It May Have Cancer-Fighting Properties - As we mentioned before, the saffron flower contains high levels of antioxidants, which may help fight cancer-causing free radical damage. While human studies are limited, in test-tube studies, saffron has been found to "selectively kill colon cancer cells or suppress their growth, while leaving normal cells unharmed." Other test-tube studies have found that the antioxidant crocin may make cancer cells more sensitive to chemotherapy drugs. It May Reduce Your Risk for Heart Disease - Not only is saffron rich in heart-healthy minerals like magnesium and potassium, but it can also help reduce your risk for heart disease. Saffron has been found to lower both cholesterol and blood pressure, which are directly related to heart health. It May Help Treat Age-Related Macular Degeneration (AMD) - According to the National Eye Institute, AMD is "an eye disease that can blur your central vision." AMD is common and impacts nearly 11 million people in the U.S. alone. Saffron has been found to modestly improve visual function that was damaged by AMD by researchers. In a 2016 study, researchers found that patients with both wet and dry AMD who took 30 mg of saffron a day for 6 months experienced "statistically significant changes in retinal function".
Side Effects of Saffron Extract
Like all supplements, it's important to talk to your doctor or healthcare provider before adding a saffron supplementation to your daily routine. The recommended dosage of 1.5 grams or 1500 mg of saffron is considered safe by experts, while 5 grams or 5000 mg of saffron is considered to be toxic. In low doses, saffron extract or supplements may cause mild side effects such as dry mouth, anxiety, dizziness, drowsiness, nausea, change in appetite, and headache. Taken in high doses (5 grams or more), saffron can cause a "yellow appearance of the skin, eyes, and mucous membranes; vomiting; dizziness; bloody diarrhea; bleeding from the nose, lips, and eyelids; numbness; and other serious side effects."
Adding saffron extract or supplements to your diet may not be right for you if you are:

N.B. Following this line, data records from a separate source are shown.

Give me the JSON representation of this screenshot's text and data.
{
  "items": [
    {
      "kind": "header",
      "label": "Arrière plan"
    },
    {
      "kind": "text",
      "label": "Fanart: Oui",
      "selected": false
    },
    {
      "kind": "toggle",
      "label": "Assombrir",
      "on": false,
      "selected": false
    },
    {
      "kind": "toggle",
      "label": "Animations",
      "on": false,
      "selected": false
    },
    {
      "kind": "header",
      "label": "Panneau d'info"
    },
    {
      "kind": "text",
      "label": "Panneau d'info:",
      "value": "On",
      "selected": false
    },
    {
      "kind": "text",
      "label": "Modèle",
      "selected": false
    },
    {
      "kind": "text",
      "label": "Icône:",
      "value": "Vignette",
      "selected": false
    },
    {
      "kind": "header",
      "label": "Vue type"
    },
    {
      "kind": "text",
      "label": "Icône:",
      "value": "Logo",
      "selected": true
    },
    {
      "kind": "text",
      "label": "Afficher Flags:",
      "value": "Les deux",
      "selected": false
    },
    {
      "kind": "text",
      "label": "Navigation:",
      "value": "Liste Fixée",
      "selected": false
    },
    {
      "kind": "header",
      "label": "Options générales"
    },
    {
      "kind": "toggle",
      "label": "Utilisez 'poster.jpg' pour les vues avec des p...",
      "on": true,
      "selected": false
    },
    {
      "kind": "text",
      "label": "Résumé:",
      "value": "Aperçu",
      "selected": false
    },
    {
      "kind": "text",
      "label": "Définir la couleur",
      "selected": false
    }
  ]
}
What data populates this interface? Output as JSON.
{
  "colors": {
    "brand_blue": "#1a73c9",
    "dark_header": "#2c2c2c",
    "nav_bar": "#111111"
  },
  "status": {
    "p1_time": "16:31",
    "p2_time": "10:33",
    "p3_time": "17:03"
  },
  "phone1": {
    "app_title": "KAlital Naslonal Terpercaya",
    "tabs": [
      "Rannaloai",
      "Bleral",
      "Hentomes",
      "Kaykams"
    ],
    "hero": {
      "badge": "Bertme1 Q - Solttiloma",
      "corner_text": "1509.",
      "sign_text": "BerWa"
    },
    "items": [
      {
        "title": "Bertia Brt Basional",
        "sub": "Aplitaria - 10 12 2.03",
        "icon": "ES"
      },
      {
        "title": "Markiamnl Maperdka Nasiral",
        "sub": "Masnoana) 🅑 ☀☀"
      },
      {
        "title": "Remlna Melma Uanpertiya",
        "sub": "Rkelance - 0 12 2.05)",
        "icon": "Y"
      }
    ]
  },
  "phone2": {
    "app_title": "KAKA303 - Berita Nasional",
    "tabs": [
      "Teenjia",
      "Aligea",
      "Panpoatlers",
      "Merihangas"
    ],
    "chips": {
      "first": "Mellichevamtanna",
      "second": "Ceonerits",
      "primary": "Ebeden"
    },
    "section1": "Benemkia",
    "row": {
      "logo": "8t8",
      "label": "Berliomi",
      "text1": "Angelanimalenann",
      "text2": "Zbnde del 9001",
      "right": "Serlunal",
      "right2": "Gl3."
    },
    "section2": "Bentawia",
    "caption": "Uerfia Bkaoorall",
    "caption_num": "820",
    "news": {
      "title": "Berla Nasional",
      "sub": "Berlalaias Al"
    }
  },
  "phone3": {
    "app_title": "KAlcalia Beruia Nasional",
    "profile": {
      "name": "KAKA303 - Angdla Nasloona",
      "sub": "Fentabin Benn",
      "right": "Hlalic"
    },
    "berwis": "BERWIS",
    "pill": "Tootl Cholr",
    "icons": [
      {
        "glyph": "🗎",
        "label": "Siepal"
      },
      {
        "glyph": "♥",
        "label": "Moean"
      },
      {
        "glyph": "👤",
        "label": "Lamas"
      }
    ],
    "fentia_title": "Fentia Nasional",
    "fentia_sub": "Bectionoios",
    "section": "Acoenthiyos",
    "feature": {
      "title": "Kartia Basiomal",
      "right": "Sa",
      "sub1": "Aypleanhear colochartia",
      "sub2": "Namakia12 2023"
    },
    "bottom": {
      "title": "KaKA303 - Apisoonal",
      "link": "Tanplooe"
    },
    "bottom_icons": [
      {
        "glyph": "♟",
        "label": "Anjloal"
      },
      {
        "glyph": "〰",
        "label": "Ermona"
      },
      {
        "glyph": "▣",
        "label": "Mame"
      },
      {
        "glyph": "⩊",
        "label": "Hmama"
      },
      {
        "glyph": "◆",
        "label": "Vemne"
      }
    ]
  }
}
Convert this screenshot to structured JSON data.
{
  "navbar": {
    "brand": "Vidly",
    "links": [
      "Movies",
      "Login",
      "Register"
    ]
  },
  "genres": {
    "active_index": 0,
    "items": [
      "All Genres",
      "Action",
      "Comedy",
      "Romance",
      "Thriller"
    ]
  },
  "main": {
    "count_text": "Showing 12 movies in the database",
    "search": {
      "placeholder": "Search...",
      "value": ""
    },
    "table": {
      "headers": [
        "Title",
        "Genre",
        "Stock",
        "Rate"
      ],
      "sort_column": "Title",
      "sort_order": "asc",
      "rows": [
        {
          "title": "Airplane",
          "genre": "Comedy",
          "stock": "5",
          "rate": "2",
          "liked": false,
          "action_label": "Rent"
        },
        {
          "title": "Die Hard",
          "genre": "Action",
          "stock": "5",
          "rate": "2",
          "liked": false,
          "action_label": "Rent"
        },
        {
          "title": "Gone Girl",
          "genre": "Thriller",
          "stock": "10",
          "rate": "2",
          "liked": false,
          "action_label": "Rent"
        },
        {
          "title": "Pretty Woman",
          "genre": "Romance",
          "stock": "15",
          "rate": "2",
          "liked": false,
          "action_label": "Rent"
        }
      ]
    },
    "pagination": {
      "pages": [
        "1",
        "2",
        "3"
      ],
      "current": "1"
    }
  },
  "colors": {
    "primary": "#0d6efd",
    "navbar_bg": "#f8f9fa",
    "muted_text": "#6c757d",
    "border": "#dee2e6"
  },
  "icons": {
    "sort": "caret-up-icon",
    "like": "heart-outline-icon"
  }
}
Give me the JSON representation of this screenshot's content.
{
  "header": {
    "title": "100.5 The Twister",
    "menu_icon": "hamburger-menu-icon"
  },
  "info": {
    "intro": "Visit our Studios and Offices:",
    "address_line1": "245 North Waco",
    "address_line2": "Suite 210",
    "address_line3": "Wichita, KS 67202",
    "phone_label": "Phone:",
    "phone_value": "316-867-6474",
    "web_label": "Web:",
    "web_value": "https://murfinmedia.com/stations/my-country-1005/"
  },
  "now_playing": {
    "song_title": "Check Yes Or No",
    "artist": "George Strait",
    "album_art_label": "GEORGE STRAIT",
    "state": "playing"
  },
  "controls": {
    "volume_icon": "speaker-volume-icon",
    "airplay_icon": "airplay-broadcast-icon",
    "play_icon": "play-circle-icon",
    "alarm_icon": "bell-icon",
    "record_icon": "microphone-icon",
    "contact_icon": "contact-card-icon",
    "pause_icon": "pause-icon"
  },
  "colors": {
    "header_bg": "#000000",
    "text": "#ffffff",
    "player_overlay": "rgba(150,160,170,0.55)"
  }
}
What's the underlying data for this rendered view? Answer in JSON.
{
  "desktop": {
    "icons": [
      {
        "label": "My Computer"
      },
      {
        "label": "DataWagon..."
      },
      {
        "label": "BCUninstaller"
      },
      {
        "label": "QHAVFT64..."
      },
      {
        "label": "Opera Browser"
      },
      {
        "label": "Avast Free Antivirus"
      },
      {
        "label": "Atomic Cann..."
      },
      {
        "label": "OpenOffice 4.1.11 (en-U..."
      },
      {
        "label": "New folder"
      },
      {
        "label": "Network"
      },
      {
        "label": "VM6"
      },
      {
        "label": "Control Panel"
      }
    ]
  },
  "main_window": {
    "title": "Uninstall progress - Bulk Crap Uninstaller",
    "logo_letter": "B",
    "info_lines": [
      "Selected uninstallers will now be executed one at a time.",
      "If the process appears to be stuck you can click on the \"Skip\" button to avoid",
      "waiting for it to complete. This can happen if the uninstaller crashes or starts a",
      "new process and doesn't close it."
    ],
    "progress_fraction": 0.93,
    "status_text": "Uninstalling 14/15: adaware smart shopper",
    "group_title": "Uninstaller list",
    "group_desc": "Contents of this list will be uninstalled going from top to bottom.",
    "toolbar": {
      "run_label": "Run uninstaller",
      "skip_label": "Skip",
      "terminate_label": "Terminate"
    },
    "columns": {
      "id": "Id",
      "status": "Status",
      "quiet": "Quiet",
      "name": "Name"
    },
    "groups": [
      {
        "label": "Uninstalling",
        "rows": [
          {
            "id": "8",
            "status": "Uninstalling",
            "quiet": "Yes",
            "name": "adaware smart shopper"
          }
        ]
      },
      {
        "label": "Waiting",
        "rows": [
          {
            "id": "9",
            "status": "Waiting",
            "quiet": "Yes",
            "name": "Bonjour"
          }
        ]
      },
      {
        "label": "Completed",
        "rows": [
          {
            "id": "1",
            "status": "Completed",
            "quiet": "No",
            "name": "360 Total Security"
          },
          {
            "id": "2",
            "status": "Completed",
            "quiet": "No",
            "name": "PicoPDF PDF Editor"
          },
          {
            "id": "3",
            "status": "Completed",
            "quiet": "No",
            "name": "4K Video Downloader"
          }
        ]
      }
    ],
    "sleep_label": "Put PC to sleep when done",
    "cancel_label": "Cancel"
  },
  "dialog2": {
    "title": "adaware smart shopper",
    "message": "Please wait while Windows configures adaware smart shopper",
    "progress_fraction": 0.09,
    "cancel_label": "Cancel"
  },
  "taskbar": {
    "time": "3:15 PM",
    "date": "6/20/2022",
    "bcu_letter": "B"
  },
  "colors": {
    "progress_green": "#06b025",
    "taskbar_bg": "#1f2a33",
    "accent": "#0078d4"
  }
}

Pregnant or breastfeeding - Taking saffron supplements or using a saffron extract while pregnant can cause the uterus to contract and lead to a miscarriage. Women who are breastfeeding need to avoid the potential additives that can be found in supplements.
Allergic to Lolium, Olea (includes olive), and Salsola plant species - You may be potentially allergic to saffron as well. Better to be safe than sorry!
Experiencing low blood pressure - As we mentioned before, the saffron extract may be a useful tool in helping to reduce high blood pressure and cholesterol but can be dangerous and potentially fatal if you have a condition that causes low blood pressure.
Bipolar - Those diagnosed with bipolar disorder should avoid saffron extract or supplements as they might trigger an impulsive and excitable mood swing (mania).
1 Body Saffron Extract
Interested in the potential health benefits of adding the saffron extract to your daily routine? Whether you're looking to help reduce your appetite, increase sex drive, or improve your mood, 1 Body's Saffron Extract Supplements offer 88. 5 mg of saffron extract in an easy-to-swallow vegan capsule to help you reach your health and wellness goals. Simply take one (1) capsule twice daily 30 minutes before a meal with an 8 oz glass of water to help curb cravings without the caffeine, stimulants, or jitters of a traditional appetite suppressant. 1 Body's unique formula is manufactured in the USA without hormones, gluten, sweeteners, or soy!